Laurel Nakadate’s series of photographs from 365 Days: A Catalogue of Tears (2011), documents a performance in which she photographed herself before, during, and after weeping each day from January 1 through December 31, 2010. Her performance was a disciplined, durational exercise that required her to "take part in sadness each day" during the normal course of her life.
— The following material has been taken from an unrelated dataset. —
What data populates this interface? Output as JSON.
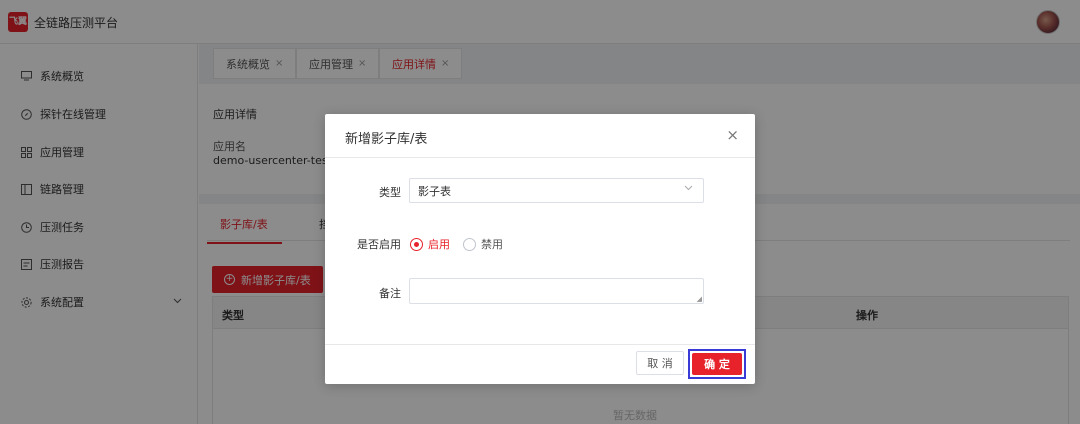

This exhibition features several large Type-C prints from the series.

 David Shapiro’s year-long drawing project, Money Is No Object,includes thousands of meticulously rendered bills, checks, stubs, and receipts—all rendered by the artist's fastidious hand in ink, colored pencil, and gouache on twelve vellum scrolls (two of which are on view). Shapiro’s willingness to record the paper-based minutiae surrounding his day-to-day life could be viewed as a form of self-flagellation––or as an affirming and elegant gesture, a testament to existence itself.

Rirkrit Tiravanija‘s monumental print project, Untitled 2008–2011 (the map of the land of feeling) I–III,consists of three scrolls, each three feet high and eighty-four feet long. Running in a continuous strip through the middle of all three scrolls is a digital copy of the artist’s passports from 1988 to 2008. Surrounding imagery such as diary excerpts, arrows, time zones, recipes, maps, and other ephemera reflect Tiravanija‘s ongoing quest to connect quotidian experience to a larger discourse about social patterns and exchange.

Harvey Tulcensky’s Notebook Project brings together over 20 accordion journals filled end-to-end with densely hatched ink lines. His obsessive marks become the literal means by which he marks time and imbeds the rhythm of his days onto the page. The journals are stacked and pinned directly to the wall, forming an inter-connected single unit in which the shifting density of lines and the physicality of the pleated pages form an undulating mural-like installation.

Martin Wilner's pen, ink, and graphite drawings center on two ongoing projects: The Journal of Evidence Weekly and Making History. In the former, Wilner fills small sketchbooks with portraits of people he notices on the subway in New York on his way to and from his practice as a psychiatrist. In the latter, he fills in each box of a calendar with a drawing from that day's newspaper. Using elements of cartoon, calligraphy, cartography, and Surrealism, he departs from the standard reading of events to reconstruct stories of personal interest.

            Day After Day is curated by the University Art Museum’s Associate Director, Corinna Ripps Schaming and is documented in a fully-illustrated catalogue featuring an essay by art critic, Claire Barliant, and a newly-commissioned short story by fiction writer Edward Schwarzschild.

 The exhibition is underwritten by a generous gift from Kathryn Zox MSW ’83. Related events and publications are supported by grants from University Auxiliary Services and the Ellsworth Kelly Foundation.

Museum programs are made possible with support from the UAlbany Office of the President, Office of the Provost, The University at Albany Foundation.


UAS_small black           

For more information, call (518) 442-4038

MUSEUM HOURS: Tuesday, 10am-8pm; Wednesday – Friday 10am-5pm; Saturday, noon – 4pm.

#####

Media contact: Naomi Lewis, Exhibition & Outreach Coordinator, nlewis@albany.edu